question in the state, he was impelled to support the other party.
In 1896 Bennett Brothers purchased the plant from Funk & Funk
and after keeping it a year sold to W. E. Sherlock, who had come
from Sigourney, Iowa. The latter, however did not retain ownership
for long but sold to Charles Haworth. Subsequently G. W. Laflar
became publisher of the Monitor, and so continued until the year
1910, when W. H. Mantz, the present proprietor took charge.
The Manning Herold, the German paper, was started by Bertrand
Krause, in February, 1894, and continued under the same management
until the death of its founder, June 1907. It then passed into
the hands of Peter Rix, who sold it in 1910 to its present publishers
Among the unsuccessful attempts to establish other papers in Manning
was that of the News, started in 1885 by Theodore E. Palmer,
and sold in the same year to W. J. Morrow. In 1888 the plant was
destroyed by the fire that burnt E. C. Perry's store, on the second
floor of which it was published.
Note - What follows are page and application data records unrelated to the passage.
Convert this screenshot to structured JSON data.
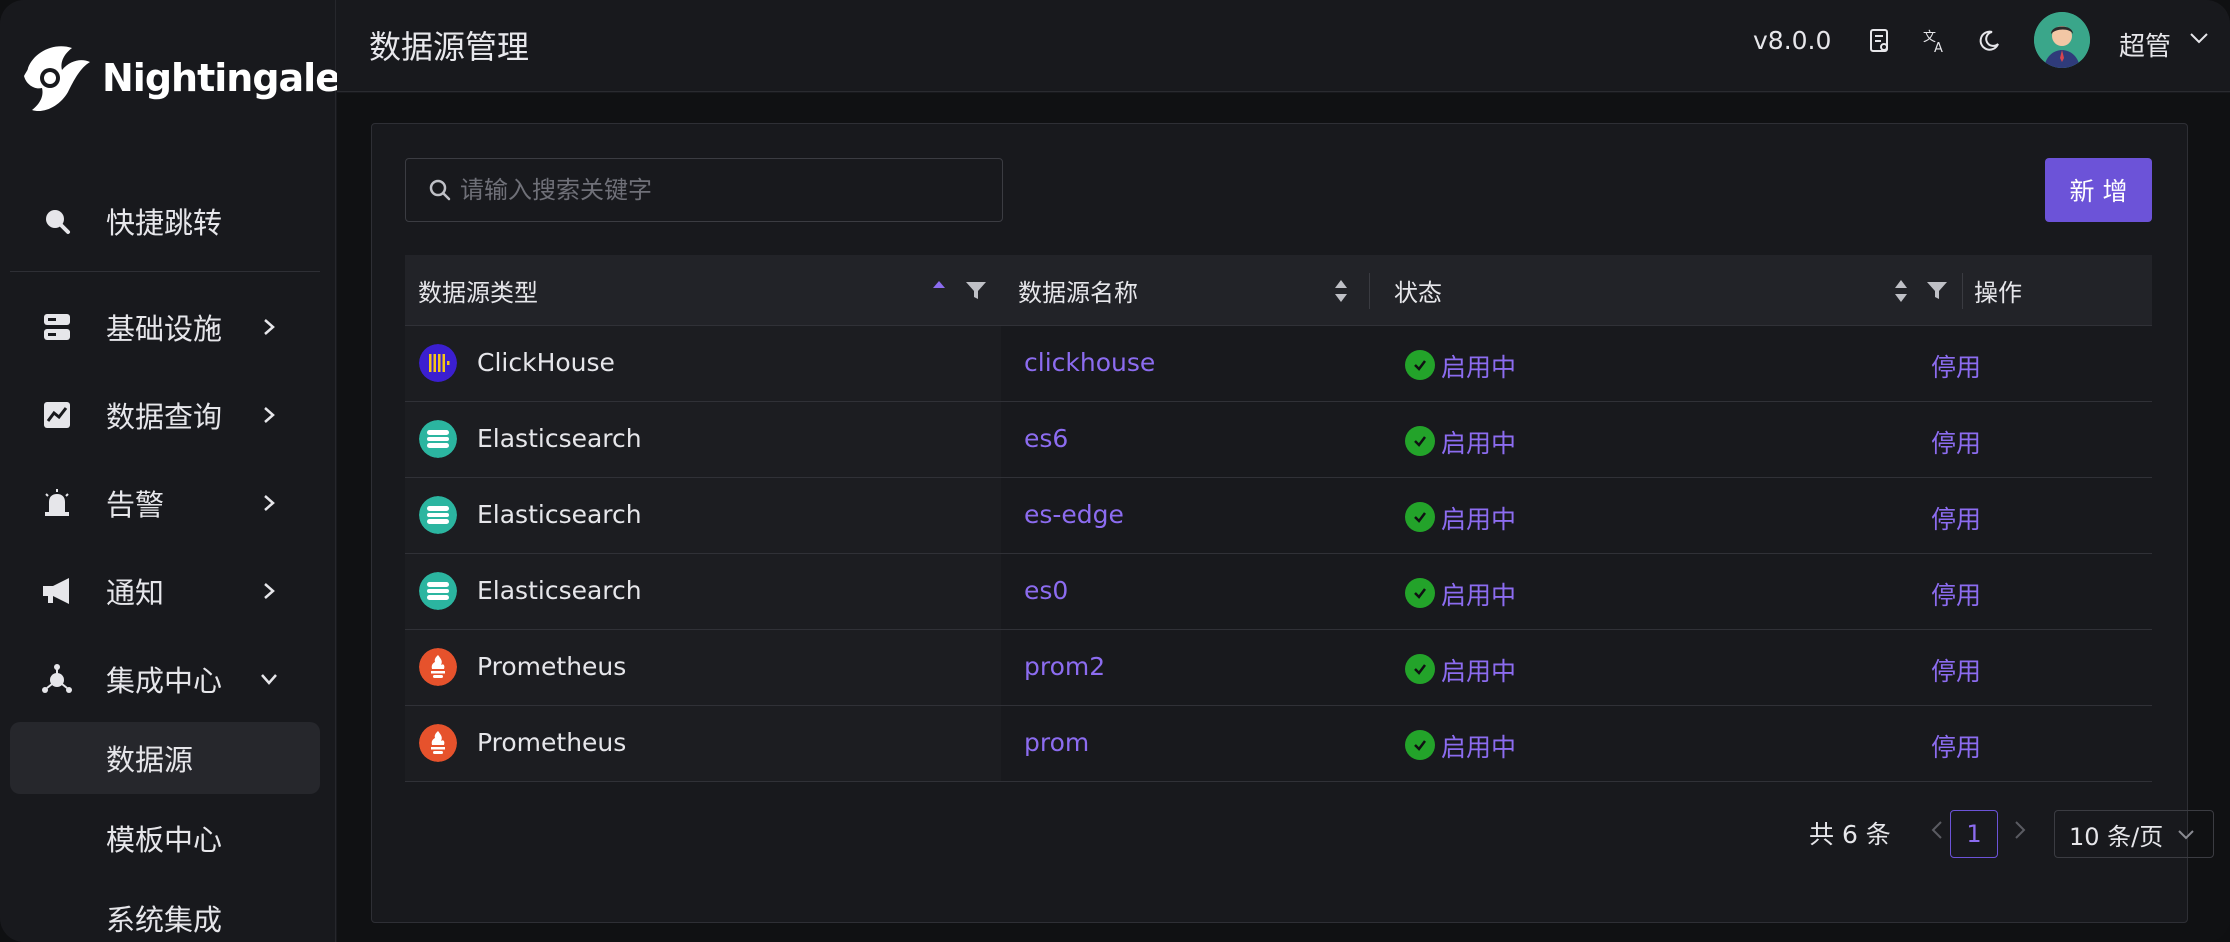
{
  "app": {
    "name": "Nightingale"
  },
  "sidebar": {
    "items": [
      {
        "label": "快捷跳转",
        "icon": "search-icon"
      },
      {
        "label": "基础设施",
        "icon": "server-icon"
      },
      {
        "label": "数据查询",
        "icon": "chart-line-icon"
      },
      {
        "label": "告警",
        "icon": "alarm-icon"
      },
      {
        "label": "通知",
        "icon": "megaphone-icon"
      },
      {
        "label": "集成中心",
        "icon": "integration-icon"
      }
    ],
    "sub_items": [
      {
        "label": "数据源",
        "active": true
      },
      {
        "label": "模板中心"
      },
      {
        "label": "系统集成"
      }
    ]
  },
  "header": {
    "title": "数据源管理",
    "version": "v8.0.0",
    "user_name": "超管"
  },
  "toolbar": {
    "search_placeholder": "请输入搜索关键字",
    "add_label": "新 增"
  },
  "table": {
    "columns": [
      "数据源类型",
      "数据源名称",
      "状态",
      "操作"
    ],
    "rows": [
      {
        "type": "ClickHouse",
        "type_icon": "clickhouse-icon",
        "name": "clickhouse",
        "status": "启用中",
        "action": "停用"
      },
      {
        "type": "Elasticsearch",
        "type_icon": "elasticsearch-icon",
        "name": "es6",
        "status": "启用中",
        "action": "停用"
      },
      {
        "type": "Elasticsearch",
        "type_icon": "elasticsearch-icon",
        "name": "es-edge",
        "status": "启用中",
        "action": "停用"
      },
      {
        "type": "Elasticsearch",
        "type_icon": "elasticsearch-icon",
        "name": "es0",
        "status": "启用中",
        "action": "停用"
      },
      {
        "type": "Prometheus",
        "type_icon": "prometheus-icon",
        "name": "prom2",
        "status": "启用中",
        "action": "停用"
      },
      {
        "type": "Prometheus",
        "type_icon": "prometheus-icon",
        "name": "prom",
        "status": "启用中",
        "action": "停用"
      }
    ]
  },
  "pagination": {
    "total": "共 6 条",
    "current_page": "1",
    "page_size": "10 条/页"
  },
  "colors": {
    "accent": "#6c53d8",
    "link": "#8c6cf0",
    "status_ok": "#23a32a"
  }
}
In 1889 the Free Press
was started by G. W. Laflar, Charles C. Coe, but it had a checkered
career, passing successively under the ownerships of Coe &
Laflar, C. E. Ferguson, Martin Brothers, G. W. Laflar, Charles
Haworth, and finally what was left of it, in 1895, was merged
into the Monitor, then the property of Funk &b Funk.
The first bank was that of O. B. Dutton & Son. This
bank was the antecedent of the First National bank, which was
organized with D. W. Sutherland, as president and O. E. Dutton,
The first physicians in the town were R. R. Williams, still
in the practice, and T. S. McKenna, who died in 1908.
The first school in Manning was opened in the fall of 1881
with Benjamin I. Salinger as teacher. An extract from the Monitor
of December 29, 1881, say: "The school has been in operation
for one month past under tuition of Mr. B. I. Salinger and the
numbers are about ninety pupils. The school will be divided after
the holidays and the primary department put into the hands of
Mrs. Winter." B. I. Salinger remained in charge of the school
for two years.
The population of Manning in 1890 was 1131; in 1900, 1169;
and in 1910, 1434.